In part, this disconnect results from the unique characteristics of the research environment which impact the choice of software engineering practices. Those characteristics include:
  • Exploration of unknown science implies that many requirements (beyond the laws of nature) cannot be known \textit{a priori} and must emerge throughout development.
  • Investigation of new scientific results implies that the software's expected output is sometimes unknown, making test oracle definition difficult or impossible. As a result, traditional software testing approaches are problematic.
  • Different project lifecycles ranging from the ''lone researcher'', where a single scientist develops software to test a hypothesis and then discards the software to those that last ten years or more, run on complex parallel systems, and remain in constant development throughout their lifetime.
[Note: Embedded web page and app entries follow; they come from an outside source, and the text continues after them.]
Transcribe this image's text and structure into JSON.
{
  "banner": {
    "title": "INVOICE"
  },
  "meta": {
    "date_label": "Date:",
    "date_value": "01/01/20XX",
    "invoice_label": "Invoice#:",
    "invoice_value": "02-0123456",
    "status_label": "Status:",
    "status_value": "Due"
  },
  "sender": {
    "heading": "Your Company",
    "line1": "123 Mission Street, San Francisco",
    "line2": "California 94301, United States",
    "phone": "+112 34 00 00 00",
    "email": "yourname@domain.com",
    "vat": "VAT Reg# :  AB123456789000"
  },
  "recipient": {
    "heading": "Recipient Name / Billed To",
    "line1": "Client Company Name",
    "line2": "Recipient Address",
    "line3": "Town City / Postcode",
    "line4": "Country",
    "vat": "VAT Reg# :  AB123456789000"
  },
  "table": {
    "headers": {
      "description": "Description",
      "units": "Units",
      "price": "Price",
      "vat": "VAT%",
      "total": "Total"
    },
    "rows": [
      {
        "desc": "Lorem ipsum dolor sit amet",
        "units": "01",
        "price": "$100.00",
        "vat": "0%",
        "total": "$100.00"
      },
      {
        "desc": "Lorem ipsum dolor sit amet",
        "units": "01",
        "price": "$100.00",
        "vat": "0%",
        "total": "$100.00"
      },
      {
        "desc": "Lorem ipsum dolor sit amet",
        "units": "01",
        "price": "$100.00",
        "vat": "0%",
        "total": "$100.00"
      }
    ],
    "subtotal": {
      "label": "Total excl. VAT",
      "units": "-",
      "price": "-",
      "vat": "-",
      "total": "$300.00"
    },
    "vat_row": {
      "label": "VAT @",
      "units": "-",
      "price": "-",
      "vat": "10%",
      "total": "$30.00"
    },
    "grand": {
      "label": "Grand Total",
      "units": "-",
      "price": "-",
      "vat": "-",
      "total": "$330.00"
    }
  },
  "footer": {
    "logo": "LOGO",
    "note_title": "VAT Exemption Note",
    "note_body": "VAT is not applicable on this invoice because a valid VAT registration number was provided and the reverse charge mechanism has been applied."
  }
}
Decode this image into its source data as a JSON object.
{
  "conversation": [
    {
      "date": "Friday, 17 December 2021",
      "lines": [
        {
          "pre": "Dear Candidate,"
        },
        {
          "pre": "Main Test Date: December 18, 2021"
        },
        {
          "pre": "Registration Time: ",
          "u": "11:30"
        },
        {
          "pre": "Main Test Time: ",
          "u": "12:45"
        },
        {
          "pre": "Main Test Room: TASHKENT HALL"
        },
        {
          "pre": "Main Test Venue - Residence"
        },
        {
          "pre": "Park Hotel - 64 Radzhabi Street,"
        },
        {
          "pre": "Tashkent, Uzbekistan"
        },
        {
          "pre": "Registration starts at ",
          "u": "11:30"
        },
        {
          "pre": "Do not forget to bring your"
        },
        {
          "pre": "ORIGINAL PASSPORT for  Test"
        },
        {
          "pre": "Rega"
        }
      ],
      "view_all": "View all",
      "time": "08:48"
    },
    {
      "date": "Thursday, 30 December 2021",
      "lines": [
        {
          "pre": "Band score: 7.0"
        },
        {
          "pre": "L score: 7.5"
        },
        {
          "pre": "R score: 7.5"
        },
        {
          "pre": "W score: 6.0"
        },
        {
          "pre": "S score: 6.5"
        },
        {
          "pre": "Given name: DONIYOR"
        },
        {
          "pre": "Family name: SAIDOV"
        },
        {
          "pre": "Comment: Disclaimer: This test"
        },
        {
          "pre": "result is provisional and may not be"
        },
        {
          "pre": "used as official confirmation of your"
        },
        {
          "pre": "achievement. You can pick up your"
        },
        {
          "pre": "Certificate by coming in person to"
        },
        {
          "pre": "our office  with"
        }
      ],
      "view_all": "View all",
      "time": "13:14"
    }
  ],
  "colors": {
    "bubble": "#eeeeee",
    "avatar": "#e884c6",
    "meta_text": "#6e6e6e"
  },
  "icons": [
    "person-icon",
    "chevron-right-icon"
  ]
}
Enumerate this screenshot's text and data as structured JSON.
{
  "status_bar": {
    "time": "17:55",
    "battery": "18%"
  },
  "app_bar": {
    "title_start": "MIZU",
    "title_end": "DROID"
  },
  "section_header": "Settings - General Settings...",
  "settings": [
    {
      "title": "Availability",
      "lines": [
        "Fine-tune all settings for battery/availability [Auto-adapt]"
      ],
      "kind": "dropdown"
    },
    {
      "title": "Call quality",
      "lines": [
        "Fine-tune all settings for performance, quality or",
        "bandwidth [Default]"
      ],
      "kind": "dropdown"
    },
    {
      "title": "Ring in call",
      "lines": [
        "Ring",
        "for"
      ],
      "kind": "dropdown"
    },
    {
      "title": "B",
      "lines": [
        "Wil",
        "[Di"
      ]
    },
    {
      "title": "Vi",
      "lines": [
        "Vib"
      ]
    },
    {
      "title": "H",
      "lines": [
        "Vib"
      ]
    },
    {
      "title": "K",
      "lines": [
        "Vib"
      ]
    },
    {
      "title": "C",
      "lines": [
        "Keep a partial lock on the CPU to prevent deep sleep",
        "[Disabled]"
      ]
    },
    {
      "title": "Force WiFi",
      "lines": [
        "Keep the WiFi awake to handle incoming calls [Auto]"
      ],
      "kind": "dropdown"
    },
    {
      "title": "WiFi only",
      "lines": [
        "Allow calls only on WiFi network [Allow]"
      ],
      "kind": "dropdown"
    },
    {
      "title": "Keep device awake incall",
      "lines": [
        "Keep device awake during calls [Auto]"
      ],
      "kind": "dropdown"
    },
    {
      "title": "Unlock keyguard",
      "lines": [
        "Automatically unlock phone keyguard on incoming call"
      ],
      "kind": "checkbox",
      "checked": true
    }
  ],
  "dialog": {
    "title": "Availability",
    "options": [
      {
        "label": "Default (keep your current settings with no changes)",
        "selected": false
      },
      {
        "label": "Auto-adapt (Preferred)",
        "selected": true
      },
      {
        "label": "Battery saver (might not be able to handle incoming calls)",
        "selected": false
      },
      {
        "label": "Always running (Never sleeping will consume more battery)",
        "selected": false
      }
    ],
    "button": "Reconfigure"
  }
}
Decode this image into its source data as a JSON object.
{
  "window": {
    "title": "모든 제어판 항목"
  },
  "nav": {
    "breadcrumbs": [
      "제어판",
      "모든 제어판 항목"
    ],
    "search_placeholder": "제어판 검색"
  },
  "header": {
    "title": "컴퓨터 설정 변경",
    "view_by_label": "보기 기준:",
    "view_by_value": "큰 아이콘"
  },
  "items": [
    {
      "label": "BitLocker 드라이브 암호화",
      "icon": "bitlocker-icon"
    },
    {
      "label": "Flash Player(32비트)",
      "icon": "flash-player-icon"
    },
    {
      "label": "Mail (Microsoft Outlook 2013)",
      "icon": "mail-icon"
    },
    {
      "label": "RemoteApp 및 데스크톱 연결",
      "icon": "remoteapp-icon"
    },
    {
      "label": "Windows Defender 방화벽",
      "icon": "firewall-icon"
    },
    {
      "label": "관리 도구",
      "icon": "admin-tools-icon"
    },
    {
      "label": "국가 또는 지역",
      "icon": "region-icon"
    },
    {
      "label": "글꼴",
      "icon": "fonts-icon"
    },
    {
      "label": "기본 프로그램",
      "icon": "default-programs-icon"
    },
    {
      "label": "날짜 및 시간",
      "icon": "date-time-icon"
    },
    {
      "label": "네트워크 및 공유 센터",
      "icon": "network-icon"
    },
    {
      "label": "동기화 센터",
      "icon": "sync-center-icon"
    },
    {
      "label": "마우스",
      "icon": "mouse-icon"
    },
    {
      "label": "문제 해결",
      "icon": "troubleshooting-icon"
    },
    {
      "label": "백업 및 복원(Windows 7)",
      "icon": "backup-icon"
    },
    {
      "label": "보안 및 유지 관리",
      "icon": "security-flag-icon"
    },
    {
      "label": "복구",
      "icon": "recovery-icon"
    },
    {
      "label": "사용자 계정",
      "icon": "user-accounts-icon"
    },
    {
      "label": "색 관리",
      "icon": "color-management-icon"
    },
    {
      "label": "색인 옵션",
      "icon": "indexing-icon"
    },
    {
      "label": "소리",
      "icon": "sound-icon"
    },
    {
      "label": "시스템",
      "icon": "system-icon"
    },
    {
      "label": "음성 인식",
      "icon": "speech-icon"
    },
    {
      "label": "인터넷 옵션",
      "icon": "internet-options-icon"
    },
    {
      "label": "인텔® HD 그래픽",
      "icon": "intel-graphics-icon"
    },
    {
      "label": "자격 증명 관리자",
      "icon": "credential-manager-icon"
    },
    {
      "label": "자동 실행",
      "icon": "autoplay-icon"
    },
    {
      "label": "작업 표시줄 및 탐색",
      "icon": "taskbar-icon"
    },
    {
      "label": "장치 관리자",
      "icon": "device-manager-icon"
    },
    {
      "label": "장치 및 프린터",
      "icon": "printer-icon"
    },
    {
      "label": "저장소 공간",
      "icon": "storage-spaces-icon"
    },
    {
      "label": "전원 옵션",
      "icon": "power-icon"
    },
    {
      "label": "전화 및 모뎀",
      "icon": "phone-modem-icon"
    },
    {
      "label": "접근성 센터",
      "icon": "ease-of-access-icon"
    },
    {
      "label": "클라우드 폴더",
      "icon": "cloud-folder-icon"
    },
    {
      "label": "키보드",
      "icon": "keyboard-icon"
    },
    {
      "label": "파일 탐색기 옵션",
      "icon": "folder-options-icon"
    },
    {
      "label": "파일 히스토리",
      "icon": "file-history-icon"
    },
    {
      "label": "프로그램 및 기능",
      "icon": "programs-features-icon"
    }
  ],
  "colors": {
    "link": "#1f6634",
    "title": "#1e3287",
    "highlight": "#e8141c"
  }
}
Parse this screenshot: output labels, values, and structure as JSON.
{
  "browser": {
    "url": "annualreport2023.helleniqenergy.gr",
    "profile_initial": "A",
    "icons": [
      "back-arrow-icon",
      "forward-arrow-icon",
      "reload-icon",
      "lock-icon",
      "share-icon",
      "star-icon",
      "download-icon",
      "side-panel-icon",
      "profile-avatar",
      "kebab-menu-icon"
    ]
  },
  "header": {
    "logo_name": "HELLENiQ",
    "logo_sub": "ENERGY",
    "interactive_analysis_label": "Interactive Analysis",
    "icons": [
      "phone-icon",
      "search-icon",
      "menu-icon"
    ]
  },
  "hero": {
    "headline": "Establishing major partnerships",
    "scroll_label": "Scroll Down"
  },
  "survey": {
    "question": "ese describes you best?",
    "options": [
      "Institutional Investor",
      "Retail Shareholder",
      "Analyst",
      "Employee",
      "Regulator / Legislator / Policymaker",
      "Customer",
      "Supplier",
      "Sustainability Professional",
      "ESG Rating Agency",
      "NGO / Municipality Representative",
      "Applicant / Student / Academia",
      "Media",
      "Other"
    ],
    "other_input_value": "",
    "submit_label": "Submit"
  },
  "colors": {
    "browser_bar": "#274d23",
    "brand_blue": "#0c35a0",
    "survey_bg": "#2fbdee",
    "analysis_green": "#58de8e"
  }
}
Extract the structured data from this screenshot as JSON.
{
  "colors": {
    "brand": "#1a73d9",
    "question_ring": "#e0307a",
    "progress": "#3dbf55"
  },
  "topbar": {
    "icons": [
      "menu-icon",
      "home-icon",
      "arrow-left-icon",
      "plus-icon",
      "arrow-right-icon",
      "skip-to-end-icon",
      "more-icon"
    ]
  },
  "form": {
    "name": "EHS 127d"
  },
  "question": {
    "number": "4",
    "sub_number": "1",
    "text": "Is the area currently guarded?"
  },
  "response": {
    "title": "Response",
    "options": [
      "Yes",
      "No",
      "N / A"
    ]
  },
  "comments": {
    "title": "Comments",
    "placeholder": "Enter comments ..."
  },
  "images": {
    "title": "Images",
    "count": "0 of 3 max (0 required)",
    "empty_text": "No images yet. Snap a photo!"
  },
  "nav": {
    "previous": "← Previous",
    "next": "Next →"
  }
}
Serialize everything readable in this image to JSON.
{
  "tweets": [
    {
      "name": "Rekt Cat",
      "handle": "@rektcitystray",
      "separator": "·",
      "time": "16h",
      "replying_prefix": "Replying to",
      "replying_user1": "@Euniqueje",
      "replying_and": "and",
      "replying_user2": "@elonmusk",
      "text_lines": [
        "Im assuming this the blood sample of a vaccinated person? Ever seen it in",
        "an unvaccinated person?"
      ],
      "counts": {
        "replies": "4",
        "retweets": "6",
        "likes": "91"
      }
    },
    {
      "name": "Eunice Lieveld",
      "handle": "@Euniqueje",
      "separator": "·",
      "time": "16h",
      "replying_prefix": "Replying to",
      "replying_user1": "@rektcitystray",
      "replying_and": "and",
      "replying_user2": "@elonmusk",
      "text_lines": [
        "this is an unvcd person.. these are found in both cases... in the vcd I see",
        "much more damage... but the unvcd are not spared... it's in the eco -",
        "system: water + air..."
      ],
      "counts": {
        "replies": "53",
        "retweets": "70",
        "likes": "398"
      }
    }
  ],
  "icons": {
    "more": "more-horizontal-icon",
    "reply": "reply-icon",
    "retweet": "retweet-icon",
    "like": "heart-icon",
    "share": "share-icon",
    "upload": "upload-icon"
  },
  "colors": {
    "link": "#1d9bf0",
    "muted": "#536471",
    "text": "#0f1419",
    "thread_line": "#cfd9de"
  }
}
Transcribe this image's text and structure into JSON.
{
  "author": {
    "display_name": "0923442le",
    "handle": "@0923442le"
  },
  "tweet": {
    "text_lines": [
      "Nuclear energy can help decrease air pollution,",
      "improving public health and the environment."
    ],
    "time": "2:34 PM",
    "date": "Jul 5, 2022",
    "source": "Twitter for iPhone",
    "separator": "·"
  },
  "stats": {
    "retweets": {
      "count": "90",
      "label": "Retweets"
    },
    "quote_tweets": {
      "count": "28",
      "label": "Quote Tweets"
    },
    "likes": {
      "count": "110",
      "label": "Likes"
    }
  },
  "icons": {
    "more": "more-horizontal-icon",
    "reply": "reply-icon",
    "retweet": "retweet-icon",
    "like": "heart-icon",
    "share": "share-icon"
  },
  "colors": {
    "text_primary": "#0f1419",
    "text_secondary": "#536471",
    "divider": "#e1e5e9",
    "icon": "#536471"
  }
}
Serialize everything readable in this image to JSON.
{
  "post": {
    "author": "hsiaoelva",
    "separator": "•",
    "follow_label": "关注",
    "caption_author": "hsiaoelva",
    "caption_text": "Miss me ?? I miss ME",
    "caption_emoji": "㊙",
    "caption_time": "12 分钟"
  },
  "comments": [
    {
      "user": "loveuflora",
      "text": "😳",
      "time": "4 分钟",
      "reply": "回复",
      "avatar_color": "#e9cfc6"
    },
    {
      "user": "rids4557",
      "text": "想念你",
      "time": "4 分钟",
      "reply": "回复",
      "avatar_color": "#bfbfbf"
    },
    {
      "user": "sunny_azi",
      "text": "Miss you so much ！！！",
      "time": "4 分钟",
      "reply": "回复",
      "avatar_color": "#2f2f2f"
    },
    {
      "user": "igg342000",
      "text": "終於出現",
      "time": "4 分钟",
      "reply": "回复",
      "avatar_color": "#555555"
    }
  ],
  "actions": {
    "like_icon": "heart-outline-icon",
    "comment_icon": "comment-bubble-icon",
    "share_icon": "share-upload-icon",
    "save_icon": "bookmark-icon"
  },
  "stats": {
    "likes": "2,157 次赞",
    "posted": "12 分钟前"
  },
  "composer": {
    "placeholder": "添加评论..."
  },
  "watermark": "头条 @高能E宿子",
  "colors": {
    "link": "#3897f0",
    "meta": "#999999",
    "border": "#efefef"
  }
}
  • Many scientific software developers are experts, often with a PhD, in the underlying scientific domain, but have little formal training in software engineering methods, tools and techniques. It is not uncommon for a single scientist to take on the role of software developer and rely solely on the internet to acquire relevant software development knowledge.
  • The business driver is generally the publication of a paper, not the production of software.
  • The need for better, trustworthy data associated with the use of software engineering practices in the research software domain.
  • The need to identify appropriate educational topics for current and future developers of scientific software.
Thus the motivation for this workshop is to bring the communities together, to jointly work on research that will benefit both, and to provide examples of high quality research and datasets that will improve practice in the field.


Most conference and journal venues are either software engineering-focused or domain-focused (i.e. computational chemistry or computational hydrology), but rarely on the intersection of those domains. Specifically, within the scientific software community, there are few places to publish results related to the unique software engineering challenges faced by scientific software developers. The goals of this workshop are to:
  • Provide a venue for members of the software engineering and research software communities to discuss issues relevant of common interest.
  • Identify aspects of software engineering that should be considered for research software education programs at large.
  • Identify key areas of study where participants agree there is a lack of existing data or studies.
  • Support the building of a common research agenda to address the complex software development issues typical of research software.
  • Provide a venue for sharing early work and work-in-progress to obtain feedback from the wider community.

Last Updated on November 30, 2017 by Jeffrey Carver